In a world of seemingly endless adversaries against them, some deer tend to have it a little tougher than the rest of the herd. Maybe you’ve seen it before – a deer with grotesque growths around their face or across their body?
Despite being more common than what we might think, serious cases continue to be an alarming sight when encountered by a hunter.
But what exactly are these growths found on deer?
Recent photos captured by Non-Typical Productions show a velvet buck with significant growth around its face. Check it out in the photos below.
What happened to this buck?
“After doing some research on this deer and talking with some friends, we’ve figured out he has Fibroma, or deer herpes,” says the NTP crew. “They can live with it forever, but I’m not sure I’d want to!”
According to the Michigan DNR website, Fibromas are wart-like growths found on the skin of white-tailed deer and other members of the deer family. They are popularly referred to as skin tumors, or simply warts.
Histopathologists identify skin tumors from deer as papillomas, fibromas, or papillofibromas depending upon the predominate type of tissue making up the tumor.
Since there is evidence that skin tumors common to deer are caused by one kind of virus, and the differences that have been described for them is due to their age, all will be treated as one, the fibroma, in this discussion. An infection with fibromas is called fibromatosis.
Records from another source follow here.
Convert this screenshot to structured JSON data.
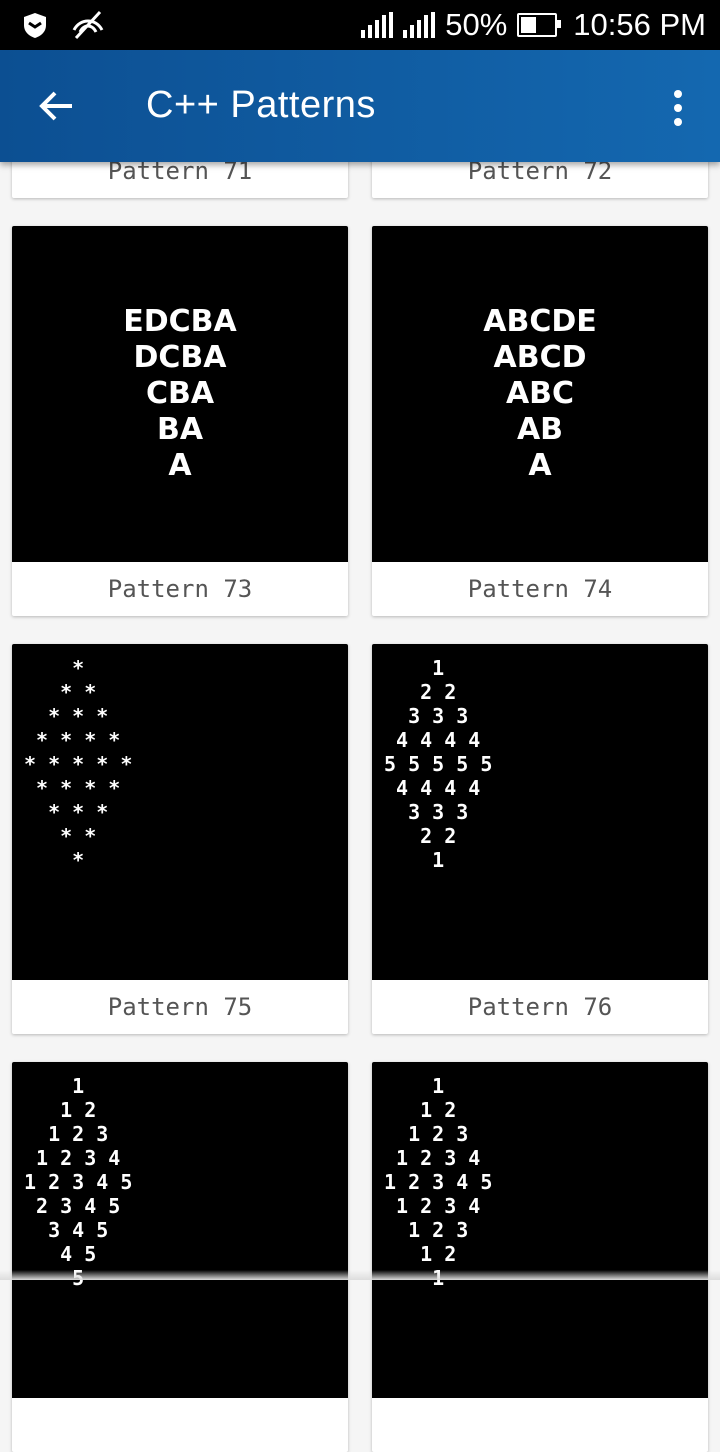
{
  "status_bar": {
    "battery_percent_text": "50%",
    "time": "10:56 PM",
    "battery_level": 0.5,
    "icons": [
      "shield-icon",
      "no-location-icon",
      "signal-icon",
      "signal-icon",
      "battery-icon"
    ]
  },
  "app_bar": {
    "title": "C++ Patterns",
    "back_icon": "arrow-back-icon",
    "menu_icon": "more-vert-icon",
    "color": "#0f5aa0"
  },
  "cards": {
    "p71": {
      "label": "Pattern 71"
    },
    "p72": {
      "label": "Pattern 72"
    },
    "p73": {
      "label": "Pattern 73",
      "lines": [
        "EDCBA",
        "DCBA",
        "CBA",
        "BA",
        "A"
      ]
    },
    "p74": {
      "label": "Pattern 74",
      "lines": [
        "ABCDE",
        "ABCD",
        "ABC",
        "AB",
        "A"
      ]
    },
    "p75": {
      "label": "Pattern 75",
      "lines": [
        "    *",
        "   * *",
        "  * * *",
        " * * * *",
        "* * * * *",
        " * * * *",
        "  * * *",
        "   * *",
        "    *"
      ]
    },
    "p76": {
      "label": "Pattern 76",
      "lines": [
        "    1",
        "   2 2",
        "  3 3 3",
        " 4 4 4 4",
        "5 5 5 5 5",
        " 4 4 4 4",
        "  3 3 3",
        "   2 2",
        "    1"
      ]
    },
    "p77": {
      "lines": [
        "    1",
        "   1 2",
        "  1 2 3",
        " 1 2 3 4",
        "1 2 3 4 5",
        " 2 3 4 5",
        "  3 4 5",
        "   4 5",
        "    5"
      ]
    },
    "p78": {
      "lines": [
        "    1",
        "   1 2",
        "  1 2 3",
        " 1 2 3 4",
        "1 2 3 4 5",
        " 1 2 3 4",
        "  1 2 3",
        "   1 2",
        "    1"
      ]
    }
  }
}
The department says that Fibromas are conspicuous as firm, nodular masses fastened only to the skin and varying in diameter from 10 to more than 100mm. All are fleshy. Some are covered with gray or dark skin which often is scratched and bleeding.
Others have a black, dry, hard surface that may be fissured much like the head of a cauliflower. The larger ones tend to be pendulous because of their weight and stem-like attachment to the skin.
Fibromas are randomly distributed on deer but occur most frequently about the eyes, neck, face, and forelegs. They may be single or multiple. Light infections are a common occurrence in white-tailed deer.
A heavily infected deer may have 25 or more. Occasionally, in multiple infections, they are so numerous and close together that they join into a coalescent mass. However, the incidence of severe involvement is extremely low.
Do Fibromas Harm the Meat?
According to the Michigan DNR, Fibromatosis is not an important cause of deer mortality. The disease is not known to infect humans.
It’s main significance lies in the consternation and concern experienced by the hunter who shoots a deer covered with ugly-looking lumps. Though they don’t harm the meat, fibromas are repulsive to most persons and therefore render a fine trophy aesthetically undesirable.
The question is, would you eat it? Would you eat a deer with warts found anywhere on its body?
Comment below and let us know what you think.